▶ _EXERCISE_: Pull every line with "turbo" from the data below and copy it.

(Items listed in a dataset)
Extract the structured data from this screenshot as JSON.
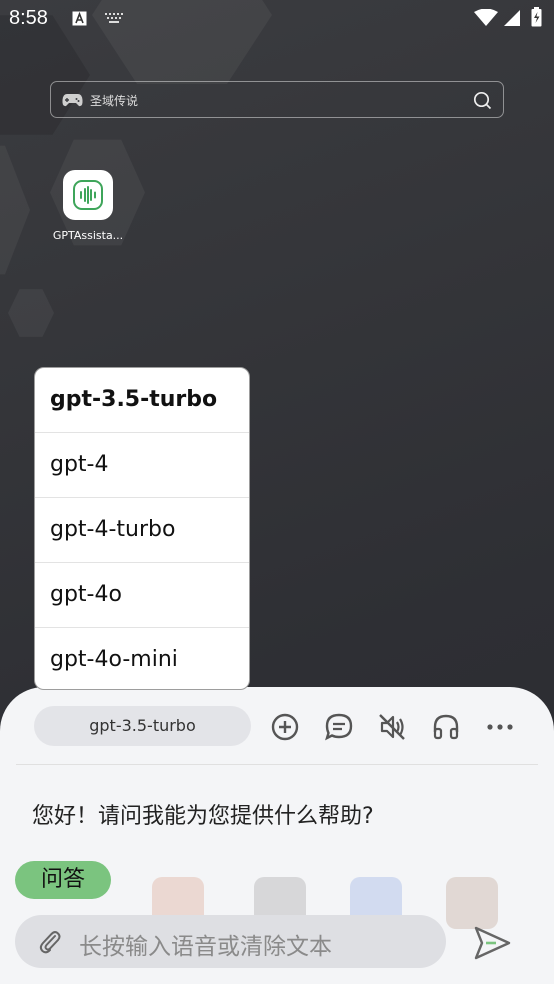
{
  "status_bar": {
    "time": "8:58"
  },
  "search": {
    "text": "圣域传说"
  },
  "app": {
    "label": "GPTAssista..."
  },
  "model_menu": {
    "items": [
      "gpt-3.5-turbo",
      "gpt-4",
      "gpt-4-turbo",
      "gpt-4o",
      "gpt-4o-mini"
    ],
    "selected": "gpt-3.5-turbo"
  },
  "panel": {
    "current_model": "gpt-3.5-turbo",
    "greeting": "您好！请问我能为您提供什么帮助?",
    "mode": "问答",
    "input_placeholder": "长按输入语音或清除文本"
  },
  "colors": {
    "accent": "#7bc47f",
    "icon": "#3ea55a"
  },
  "icons": [
    "keyboard-a-icon",
    "keyboard-icon",
    "wifi-icon",
    "signal-icon",
    "battery-icon",
    "gamepad-icon",
    "search-icon",
    "add-circle-icon",
    "chat-bubble-icon",
    "volume-off-icon",
    "headphones-icon",
    "more-icon",
    "attach-icon",
    "send-icon"
  ]
}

▶ _REPLY TO THE TASK_:
      "gpt-3.5-turbo",
      "gpt-4-turbo",
    "selected": "gpt-3.5-turbo"
    "current_model": "gpt-3.5-turbo",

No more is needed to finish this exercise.